TASK DIRECTIONS: Every record here needs to be written out again exactly.

RECORDS FOR THIS EXERCISE:
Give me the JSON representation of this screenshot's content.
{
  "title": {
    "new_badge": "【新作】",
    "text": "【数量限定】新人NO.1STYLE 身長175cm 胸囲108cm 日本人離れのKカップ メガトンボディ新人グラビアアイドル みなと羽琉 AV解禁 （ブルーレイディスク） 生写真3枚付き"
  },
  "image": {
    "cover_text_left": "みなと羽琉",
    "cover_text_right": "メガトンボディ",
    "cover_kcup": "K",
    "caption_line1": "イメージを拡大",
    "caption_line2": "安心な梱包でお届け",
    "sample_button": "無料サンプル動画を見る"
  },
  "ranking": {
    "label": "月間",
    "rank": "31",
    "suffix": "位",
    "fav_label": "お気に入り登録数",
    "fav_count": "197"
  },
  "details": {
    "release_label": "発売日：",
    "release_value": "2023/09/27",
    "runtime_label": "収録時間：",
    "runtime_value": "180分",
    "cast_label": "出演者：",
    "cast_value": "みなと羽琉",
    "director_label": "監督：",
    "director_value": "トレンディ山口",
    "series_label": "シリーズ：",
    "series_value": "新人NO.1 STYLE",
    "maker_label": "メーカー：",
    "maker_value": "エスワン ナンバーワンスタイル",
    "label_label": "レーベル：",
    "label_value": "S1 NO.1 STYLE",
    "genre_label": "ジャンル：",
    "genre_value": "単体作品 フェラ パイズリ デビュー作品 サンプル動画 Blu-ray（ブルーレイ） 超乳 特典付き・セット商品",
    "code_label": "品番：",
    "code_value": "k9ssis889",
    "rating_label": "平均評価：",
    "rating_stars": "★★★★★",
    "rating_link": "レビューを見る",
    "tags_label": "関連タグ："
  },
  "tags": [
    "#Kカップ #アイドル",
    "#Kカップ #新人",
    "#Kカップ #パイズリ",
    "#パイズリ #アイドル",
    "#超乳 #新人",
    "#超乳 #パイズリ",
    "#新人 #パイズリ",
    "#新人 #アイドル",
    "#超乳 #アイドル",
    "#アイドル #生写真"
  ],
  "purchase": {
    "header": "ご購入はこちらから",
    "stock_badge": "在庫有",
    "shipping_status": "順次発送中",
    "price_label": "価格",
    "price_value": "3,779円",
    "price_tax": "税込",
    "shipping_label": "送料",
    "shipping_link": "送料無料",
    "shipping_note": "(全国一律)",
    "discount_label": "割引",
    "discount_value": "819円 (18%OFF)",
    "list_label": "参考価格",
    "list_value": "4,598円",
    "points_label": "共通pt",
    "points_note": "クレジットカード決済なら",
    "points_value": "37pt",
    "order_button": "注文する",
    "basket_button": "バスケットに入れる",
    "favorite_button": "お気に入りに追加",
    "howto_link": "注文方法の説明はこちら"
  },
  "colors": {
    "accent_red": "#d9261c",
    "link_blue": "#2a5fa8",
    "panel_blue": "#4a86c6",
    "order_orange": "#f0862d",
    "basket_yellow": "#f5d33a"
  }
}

OUTPUT OF THE EXERCISE:
Give me the JSON representation of this screenshot's content.
{
  "title": {
    "new_badge": "【新作】",
    "text": "【数量限定】新人NO.1STYLE 身長175cm 胸囲108cm 日本人離れのKカップ メガトンボディ新人グラビアアイドル みなと羽琉 AV解禁 （ブルーレイディスク） 生写真3枚付き"
  },
  "image": {
    "cover_text_left": "みなと羽琉",
    "cover_text_right": "メガトンボディ",
    "cover_kcup": "K",
    "caption_line1": "イメージを拡大",
    "caption_line2": "安心な梱包でお届け",
    "sample_button": "無料サンプル動画を見る"
  },
  "ranking": {
    "label": "月間",
    "rank": "31",
    "suffix": "位",
    "fav_label": "お気に入り登録数",
    "fav_count": "197"
  },
  "details": {
    "release_label": "発売日：",
    "release_value": "2023/09/27",
    "runtime_label": "収録時間：",
    "runtime_value": "180分",
    "cast_label": "出演者：",
    "cast_value": "みなと羽琉",
    "director_label": "監督：",
    "director_value": "トレンディ山口",
    "series_label": "シリーズ：",
    "series_value": "新人NO.1 STYLE",
    "maker_label": "メーカー：",
    "maker_value": "エスワン ナンバーワンスタイル",
    "label_label": "レーベル：",
    "label_value": "S1 NO.1 STYLE",
    "genre_label": "ジャンル：",
    "genre_value": "単体作品 フェラ パイズリ デビュー作品 サンプル動画 Blu-ray（ブルーレイ） 超乳 特典付き・セット商品",
    "code_label": "品番：",
    "code_value": "k9ssis889",
    "rating_label": "平均評価：",
    "rating_stars": "★★★★★",
    "rating_link": "レビューを見る",
    "tags_label": "関連タグ："
  },
  "tags": [
    "#Kカップ #アイドル",
    "#Kカップ #新人",
    "#Kカップ #パイズリ",
    "#パイズリ #アイドル",
    "#超乳 #新人",
    "#超乳 #パイズリ",
    "#新人 #パイズリ",
    "#新人 #アイドル",
    "#超乳 #アイドル",
    "#アイドル #生写真"
  ],
  "purchase": {
    "header": "ご購入はこちらから",
    "stock_badge": "在庫有",
    "shipping_status": "順次発送中",
    "price_label": "価格",
    "price_value": "3,779円",
    "price_tax": "税込",
    "shipping_label": "送料",
    "shipping_link": "送料無料",
    "shipping_note": "(全国一律)",
    "discount_label": "割引",
    "discount_value": "819円 (18%OFF)",
    "list_label": "参考価格",
    "list_value": "4,598円",
    "points_label": "共通pt",
    "points_note": "クレジットカード決済なら",
    "points_value": "37pt",
    "order_button": "注文する",
    "basket_button": "バスケットに入れる",
    "favorite_button": "お気に入りに追加",
    "howto_link": "注文方法の説明はこちら"
  },
  "colors": {
    "accent_red": "#d9261c",
    "link_blue": "#2a5fa8",
    "panel_blue": "#4a86c6",
    "order_orange": "#f0862d",
    "basket_yellow": "#f5d33a"
  }
}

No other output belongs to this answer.